Is there a still that is still? Is still to cultural studies what God might be to the process philosophy of Alfred Whitehead. If as Paul Harrison suggests still can be thought of as a theoretical figure without value - a condition of political possibility in all forms, then there is much value in this lack of value as it produces a still that is neither immanent nor transcendent but which provides a new mode of 'coherence' through which we might explore the flux of the world.


We would like to take this opportunity to thank each of the contributors for making this issue sparkle. We would like to extent our debt of gratitude to the referees for providing such thoughtful, detailed and helpful commentaries on each of the papers. We would also like to thank Elly Clarke, our cover artist, for providing such a pertinent image to front our collection.


Bauman, Zygmunt. Liquid Modernity. Cambridge: Polity P, 2000.

Castells, Manuel. The Rise of the Network Society. Oxford: Blackwell, 1996

Clough, Patricia, and Jean Halley. The Affective Turn: Theorizing the Social. Durham: Duke U P, 2007.

Sheller, Mimi, and John Urry. "The New Mobilities Paradigm." Environment and Planning A 38.2 (2006): 207-226.

Urry, John. Global Complexity. Cambridge: Polity P, 2003.


Author Biographies

David Bissell, University of Brighton

David Bissell is a Lecturer in Human Geography at the University of Brighton, UK. He is interested in exploring the relationship between bodies, mobilities, knowledges and technologies. His current research focuses on narrating and coming to understand some of the various practices and shifting subjectivities engendered through the experience of contemporary mobilities by using ethnographic, multi-sensuous and affective methodologies. David’s theoretical imperatives fold through practice-based ontologies and draw on affective and non-representational theories. He is the author of numerous papers and chapters on issues around bodies, mobilities and subjectivity. 

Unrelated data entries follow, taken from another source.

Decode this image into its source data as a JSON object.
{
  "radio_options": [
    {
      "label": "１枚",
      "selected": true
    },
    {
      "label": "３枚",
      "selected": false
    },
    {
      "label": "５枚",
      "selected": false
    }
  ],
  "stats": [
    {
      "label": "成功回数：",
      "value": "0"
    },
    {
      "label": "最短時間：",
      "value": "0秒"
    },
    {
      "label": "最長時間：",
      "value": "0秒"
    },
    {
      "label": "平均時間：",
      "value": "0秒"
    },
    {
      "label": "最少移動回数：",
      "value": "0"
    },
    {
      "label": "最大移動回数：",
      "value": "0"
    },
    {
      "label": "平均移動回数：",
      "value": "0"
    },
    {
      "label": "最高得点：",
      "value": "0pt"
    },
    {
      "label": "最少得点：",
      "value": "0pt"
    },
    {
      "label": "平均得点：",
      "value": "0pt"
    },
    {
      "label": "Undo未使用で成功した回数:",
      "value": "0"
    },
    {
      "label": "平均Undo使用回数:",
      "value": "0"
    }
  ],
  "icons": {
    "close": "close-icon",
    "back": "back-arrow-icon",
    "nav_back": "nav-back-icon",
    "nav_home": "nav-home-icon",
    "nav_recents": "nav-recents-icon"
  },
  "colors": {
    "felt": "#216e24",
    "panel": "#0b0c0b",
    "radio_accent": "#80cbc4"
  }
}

Gillian Fuller, UNSW

Gillian Fuller is Senior Lecturer in Media, Culture and Technology, School of English, Media and Performing Arts, UNSW, Australia. She is the author of numerous papers and chapters on issues around bodies, politics and architectures of mobility. She is co-author (with Ross Harley) of Aviopolis: A Book about Airports, 2004. London: Blackdog Publications.